re: What are the skills that a public school Computer Science teacher should possess? VIEW POST

VIEW FULL DISCUSSION
 

While I was first introduced to Computer Science by my father, I truly learned how to program and develop projects in a classroom setting in my high school. I have quite a lot of experience mentoring and teaching people CS. I've worked as a TA for a summer AP CS course and worked in a local non-profit that taught CS to middle school kids. From my previous experiences, some important things to implement so that CS is fun and not a chore:

Work towards easily achievable, "brag"-able, and customizable goals
I've found that students tend to enjoy CS in the earlier stages a lot more when they can see the products of their work. Even better yet when they can put their own spin on it and show it to all of their friends. One basic example would be to create a basic HTML+CSS website, throw in a PHP file that directs to the main.html site, and deploy it to heroku. Sure, they don't need to know how all of the parts work together, but the fact that they have a website accessible on the internet!!! will instantly inspire them to do more

Work in a language with understandable syntax
Python is my personal favorite when it comes to this, primarily because of keywords such as "in", "with" etc. Python requires little to no setup to create your first program, and the easy syntax makes coding intuitive (nevermind much easier to debug)

Always explain concepts by getting up and moving around
One of the hardest new concepts for programmers is recursion: I always like to teach this along with other OOP ideas (Inheritance, Casting, etc.) by getting students on their feet and doing some activity. For example, for recursion, you could have them find the length from one wall to the other by each student taking one step and then moving another student in front of them. The original is then instructed to tell the person behind them the number of steps they took (1) plus the number of students the student in front of them took. Small games like this go a long way in cementing concepts in students' minds.

Stay away from tests, and stick with projects
Coding is one of the few sciences which is powered by creativity. The beauty behind programming is that at its core it's a means of problem solving, and people approach problem solving in their own way. Thus, for grading purposes, if you grade projects rather than tests, the students tend to enjoy the class much more than they would have. Rather than cramming concepts, they're applying them while googling new ones to learn how to implement features they'd want (a rather important skill for a programmer too) Plus, grading for the teacher is a lot more fun.

As for teaching teachers themselves, my only advice, once again from personal experience, is that you should use the same techniques. Programming is something that doesn't become more intuitive with age but rather with practice and application. These ideas for teaching children will be just as effective if not more with adults. If the teachers are exposed to CS in an intuitive and memorable manner, they will be that much more likely to teach students in the same fashion.

Hope this helps!

 

I'm truly agreed with you about tests, cause most of the students just taking photos of their sheets and mail them to writing services, that re-send correct answers back. Projects instead of tests are more effective in education, as for me, because cheating on them it's too complicated)

 

One basic example would be to create a basic HTML+CSS website

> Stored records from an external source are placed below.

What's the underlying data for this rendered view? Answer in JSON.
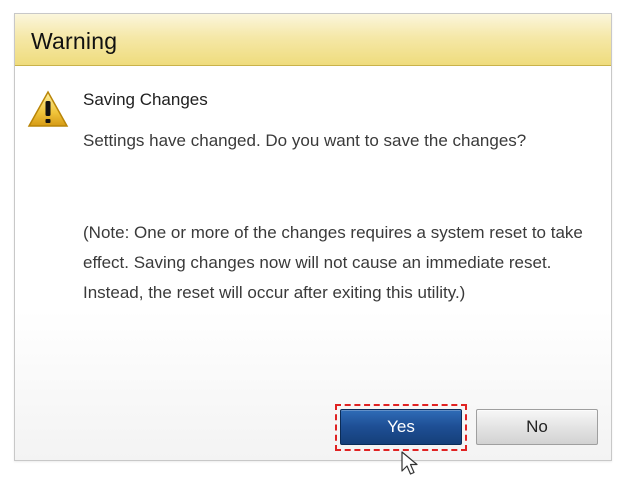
{
  "dialog": {
    "title": "Warning",
    "heading": "Saving Changes",
    "message": "Settings have changed. Do you want to save the changes?",
    "note": "(Note: One or more of the changes requires a system reset to take effect. Saving changes now will not cause an immediate reset. Instead, the reset will occur after exiting this utility.)"
  },
  "buttons": {
    "yes_label": "Yes",
    "no_label": "No"
  },
  "icons": {
    "warning": "warning-icon",
    "cursor": "mouse-cursor-icon"
  },
  "colors": {
    "title_bar": "#f5e8a8",
    "yes_button": "#1e4f95",
    "highlight": "#e02222"
  }
}
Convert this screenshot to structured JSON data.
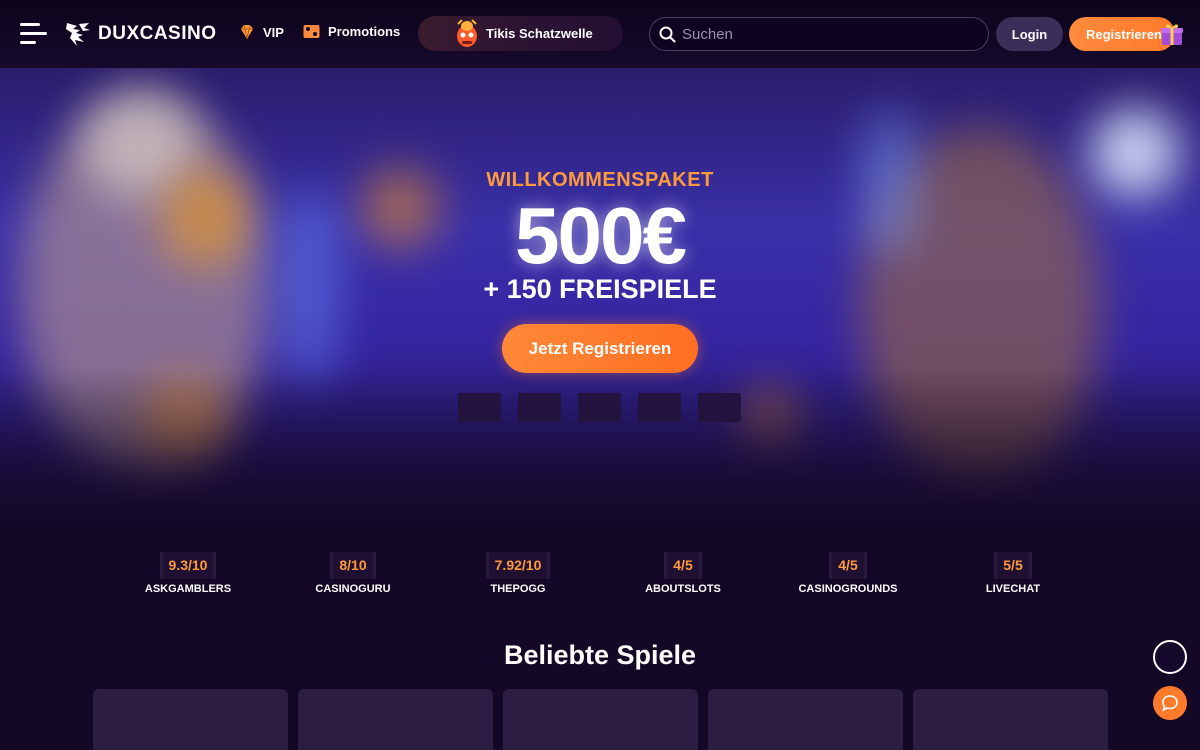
{
  "header": {
    "logo_text": "DUXCASINO",
    "nav": [
      {
        "label": "VIP",
        "icon": "diamond-icon"
      },
      {
        "label": "Promotions",
        "icon": "ticket-icon"
      }
    ],
    "promo_pill_label": "Tikis Schatzwelle",
    "search_placeholder": "Suchen",
    "login_label": "Login",
    "register_label": "Registrieren"
  },
  "hero": {
    "subtitle": "WILLKOMMENSPAKET",
    "amount": "500€",
    "spins": "+ 150 FREISPIELE",
    "cta_label": "Jetzt Registrieren",
    "slide_count": 5
  },
  "ratings": [
    {
      "score": "9.3/10",
      "source": "ASKGAMBLERS"
    },
    {
      "score": "8/10",
      "source": "CASINOGURU"
    },
    {
      "score": "7.92/10",
      "source": "THEPOGG"
    },
    {
      "score": "4/5",
      "source": "ABOUTSLOTS"
    },
    {
      "score": "4/5",
      "source": "CASINOGROUNDS"
    },
    {
      "score": "5/5",
      "source": "LIVECHAT"
    }
  ],
  "popular": {
    "title": "Beliebte Spiele"
  },
  "colors": {
    "accent": "#ff8a3d",
    "background": "#130826",
    "hero_blue": "#3a2fa8"
  }
}
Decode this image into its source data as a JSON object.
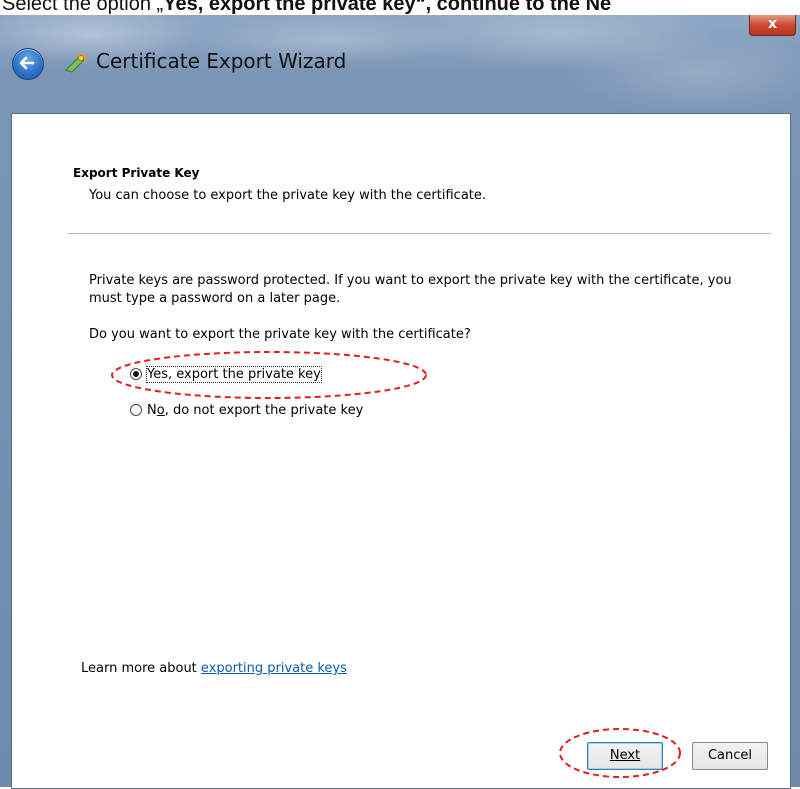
{
  "caption": {
    "prefix": "Select the option „",
    "bold": "Yes, export the private key",
    "suffix": "“, continue to the ",
    "cut": "Ne"
  },
  "window": {
    "title": "Certificate Export Wizard",
    "close_label": "x"
  },
  "page": {
    "section_title": "Export Private Key",
    "section_desc": "You can choose to export the private key with the certificate.",
    "body_text": "Private keys are password protected. If you want to export the private key with the certificate, you must type a password on a later page.",
    "question": "Do you want to export the private key with the certificate?"
  },
  "options": {
    "yes": {
      "label": "Yes, export the private key",
      "checked": true
    },
    "no": {
      "label_pre": "N",
      "label_access": "o",
      "label_post": ", do not export the private key",
      "checked": false
    }
  },
  "learn_more": {
    "prefix": "Learn more about ",
    "link": "exporting private keys"
  },
  "buttons": {
    "next": "Next",
    "cancel": "Cancel"
  },
  "colors": {
    "annotation": "#e02020",
    "link": "#0b5cad"
  }
}
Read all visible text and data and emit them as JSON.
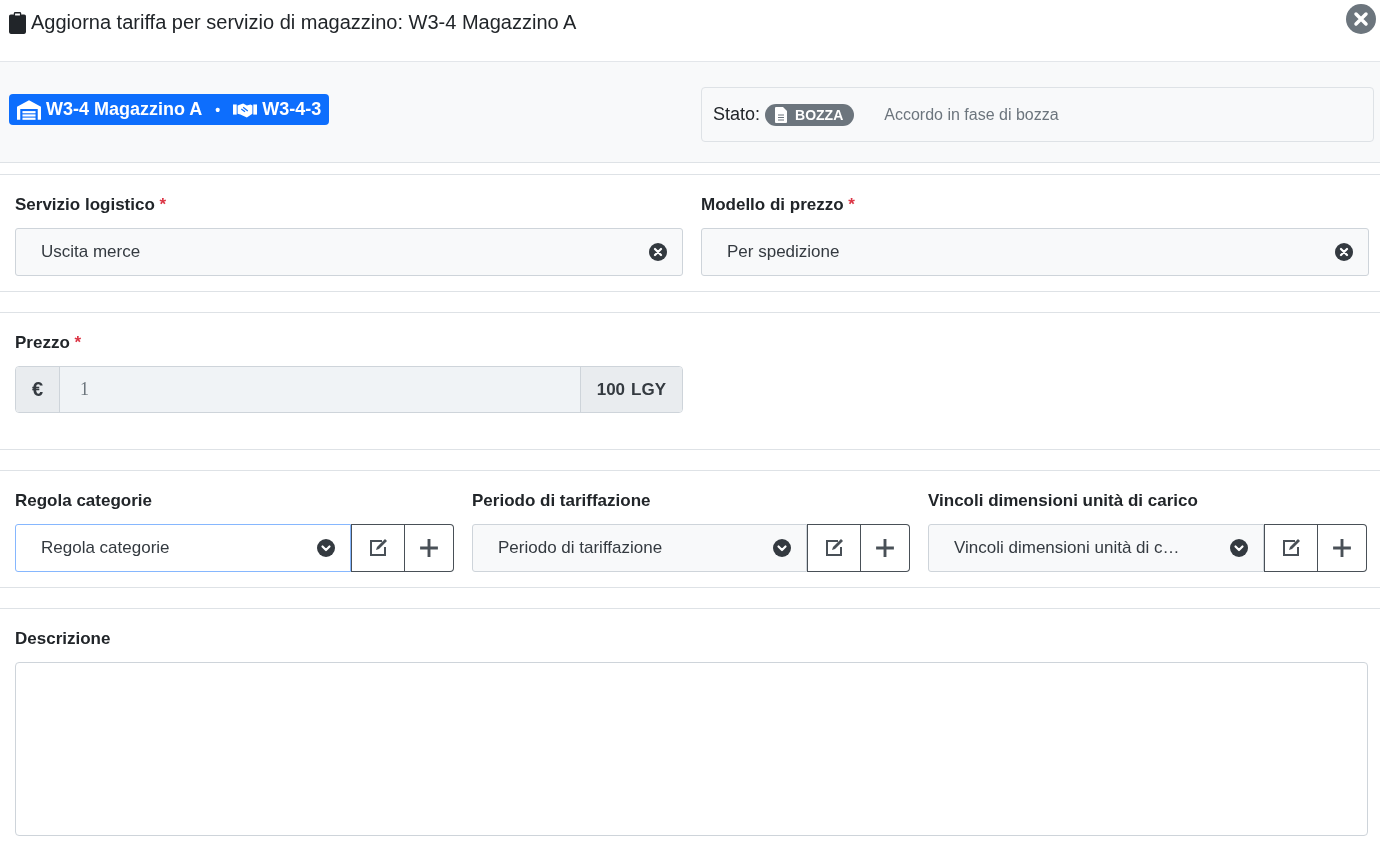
{
  "window": {
    "title": "Aggiorna tariffa per servizio di magazzino: W3-4 Magazzino A"
  },
  "header_badge": {
    "warehouse": "W3-4 Magazzino A",
    "separator": "•",
    "agreement": "W3-4-3"
  },
  "status": {
    "label": "Stato:",
    "badge": "BOZZA",
    "description": "Accordo in fase di bozza"
  },
  "row_1": [
    {
      "label": "Servizio logistico",
      "required_mark": "*",
      "value": "Uscita merce"
    },
    {
      "label": "Modello di prezzo",
      "required_mark": "*",
      "value": "Per spedizione"
    }
  ],
  "price": {
    "label": "Prezzo",
    "required_mark": "*",
    "prefix": "€",
    "value": "1",
    "suffix_amount": "100",
    "suffix_unit": "LGY"
  },
  "selects": [
    {
      "label": "Regola categorie",
      "placeholder": "Regola categorie",
      "focused": true
    },
    {
      "label": "Periodo di tariffazione",
      "placeholder": "Periodo di tariffazione",
      "focused": false
    },
    {
      "label": "Vincoli dimensioni unità di carico",
      "placeholder": "Vincoli dimensioni unità di c…",
      "focused": false
    }
  ],
  "description": {
    "label": "Descrizione"
  }
}
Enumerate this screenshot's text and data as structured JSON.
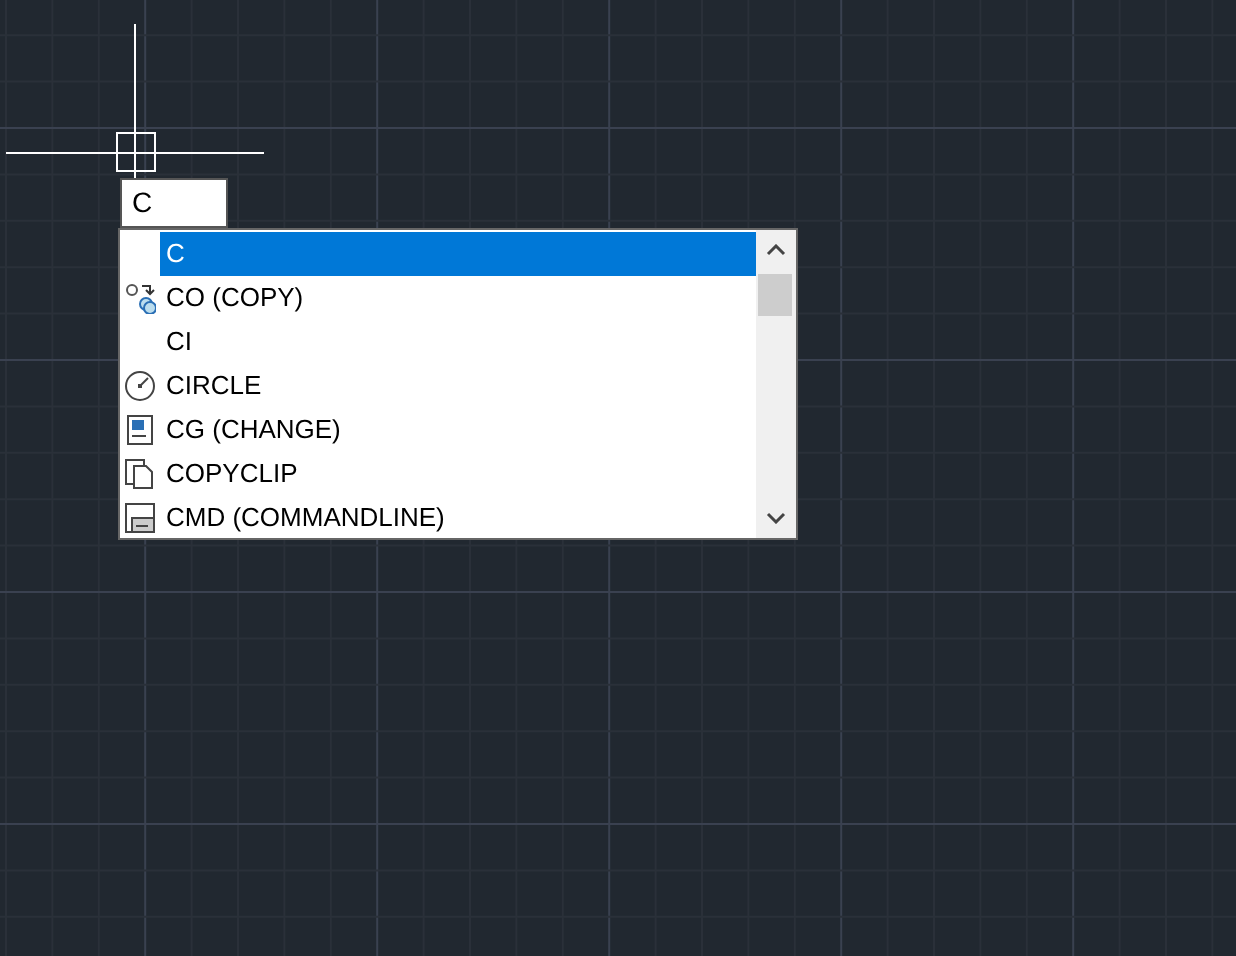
{
  "command_input": {
    "value": "C"
  },
  "suggestions": [
    {
      "label": "C",
      "kind": "plain",
      "selected": true
    },
    {
      "label": "CO (COPY)",
      "kind": "copy",
      "selected": false
    },
    {
      "label": "CI",
      "kind": "plain",
      "selected": false
    },
    {
      "label": "CIRCLE",
      "kind": "circle",
      "selected": false
    },
    {
      "label": "CG (CHANGE)",
      "kind": "change",
      "selected": false
    },
    {
      "label": "COPYCLIP",
      "kind": "clip",
      "selected": false
    },
    {
      "label": "CMD (COMMANDLINE)",
      "kind": "console",
      "selected": false
    }
  ]
}
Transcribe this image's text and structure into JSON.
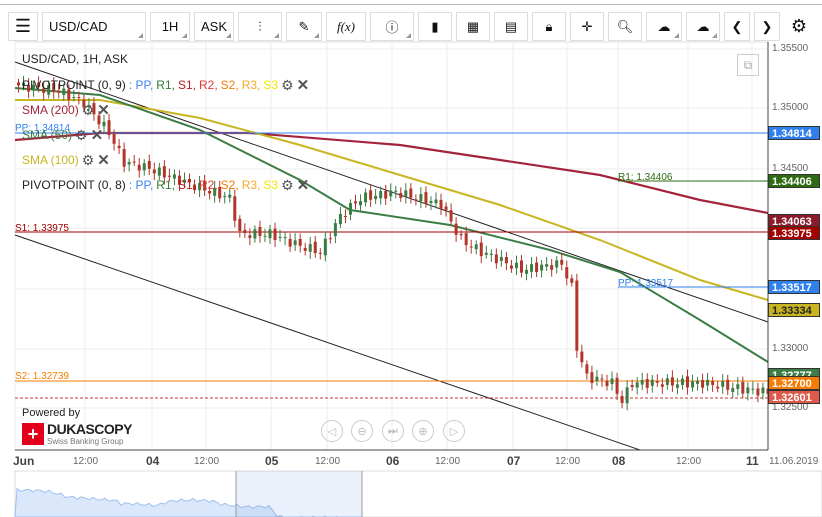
{
  "toolbar": {
    "instrument": "USD/CAD",
    "period": "1H",
    "side": "ASK",
    "fx_label": "f(x)"
  },
  "chart": {
    "title": "USD/CAD, 1H, ASK",
    "legends": [
      {
        "name": "PIVOTPOINT (0, 9)",
        "parts": [
          ": PP,",
          "R1,",
          "S1,",
          "R2,",
          "S2,",
          "R3,",
          "S3"
        ]
      },
      {
        "name": "SMA (200)"
      },
      {
        "name": "SMA (50)"
      },
      {
        "name": "SMA (100)"
      },
      {
        "name": "PIVOTPOINT (0, 8)",
        "parts": [
          ": PP,",
          "R1,",
          "S1,",
          "R2,",
          "S2,",
          "R3,",
          "S3"
        ]
      }
    ],
    "part_colors": [
      "#3b82f6",
      "#2e7d32",
      "#b71c1c",
      "#e53935",
      "#f57c00",
      "#f9a825",
      "#f5e400"
    ],
    "price_axis": [
      "1.35500",
      "1.35000",
      "1.34500",
      "1.33000",
      "1.32500"
    ],
    "price_boxes": [
      {
        "v": "1.34814",
        "color": "#2f80ed"
      },
      {
        "v": "1.34406",
        "color": "#2e6b12"
      },
      {
        "v": "1.34063",
        "color": "#8b1a2b"
      },
      {
        "v": "1.33975",
        "color": "#a30000"
      },
      {
        "v": "1.33517",
        "color": "#2f80ed"
      },
      {
        "v": "1.33334",
        "color": "#c9b520"
      },
      {
        "v": "1.32777",
        "color": "#3b7d45"
      },
      {
        "v": "1.32700",
        "color": "#f57c00"
      },
      {
        "v": "1.32601",
        "color": "#dd5a4a"
      }
    ],
    "level_labels": {
      "r1": "R1: 1.34406",
      "pp": "PP: 1.33517",
      "s1": "S1: 1.33975",
      "s2": "S2: 1.32739",
      "pp_old": "PP: 1.34814"
    },
    "time_axis": {
      "days": [
        "Jun",
        "04",
        "05",
        "06",
        "07",
        "08",
        "11"
      ],
      "noon": "12:00",
      "date": "11.06.2019"
    },
    "price_path": [
      [
        0,
        1.352
      ],
      [
        9,
        1.3515
      ],
      [
        14,
        1.3505
      ],
      [
        19,
        1.348
      ],
      [
        22,
        1.3455
      ],
      [
        27,
        1.345
      ],
      [
        33,
        1.344
      ],
      [
        43,
        1.3425
      ],
      [
        45,
        1.3395
      ],
      [
        51,
        1.3395
      ],
      [
        57,
        1.3385
      ],
      [
        61,
        1.338
      ],
      [
        65,
        1.341
      ],
      [
        69,
        1.3425
      ],
      [
        76,
        1.343
      ],
      [
        85,
        1.342
      ],
      [
        89,
        1.339
      ],
      [
        93,
        1.338
      ],
      [
        101,
        1.3365
      ],
      [
        109,
        1.337
      ],
      [
        111,
        1.335
      ],
      [
        112,
        1.33
      ],
      [
        114,
        1.3275
      ],
      [
        119,
        1.327
      ],
      [
        121,
        1.3255
      ],
      [
        123,
        1.327
      ],
      [
        137,
        1.327
      ],
      [
        150,
        1.3262
      ]
    ]
  },
  "branding": {
    "powered": "Powered by",
    "brand": "DUKASCOPY",
    "sub": "Swiss Banking Group"
  }
}
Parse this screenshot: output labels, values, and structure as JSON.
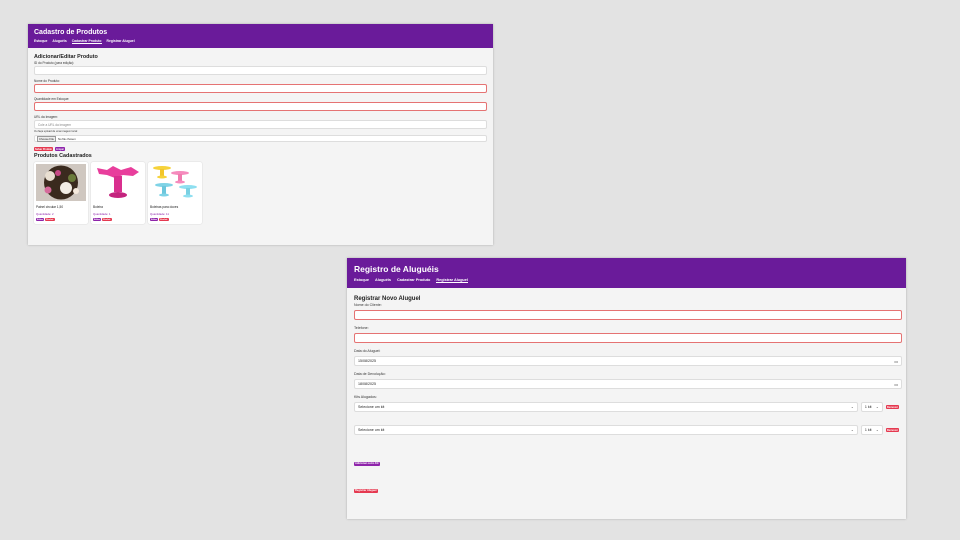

When I was in fourth grade, we took a "Computer Applications" course in which we were basically hand-held through the process of making a website.

At one point, our teacher had us start copying JavaScript games onto our sites. Some of my classmates had put one or two games up before I had found my perfect one. Not to be outdone, I quickly threw together a couple games on a hideous page and presented it to the teacher. He liked it so much that he put it on the board to display to the class.

He then decides to try out one of the games. I hadn't had a chance to tinker with it, but the name seemed cool so "Ask Mustafa" was my premiere game. It was basically an input field to ask a question and a cheesy output.

It was after the second question that my, and every kid's, worst fear was realized: one of the copy-pasted responses was something to the tune of "kiss my ass, bitch!" The teacher looked at me for a second and I, not having seen the response, held his gaze. And then the class burst out laughing. Still not knowing what had happened, I looked around wildly to see if I could figure out what had happened.

That teacher couldn't look me in the eyes again. He retired a few years ago.

 

It absolutely helps. I love the idea of project based learning for CS as it mimics closely the process of creating an actual process. Thanks for the input!

code of conduct - report abuse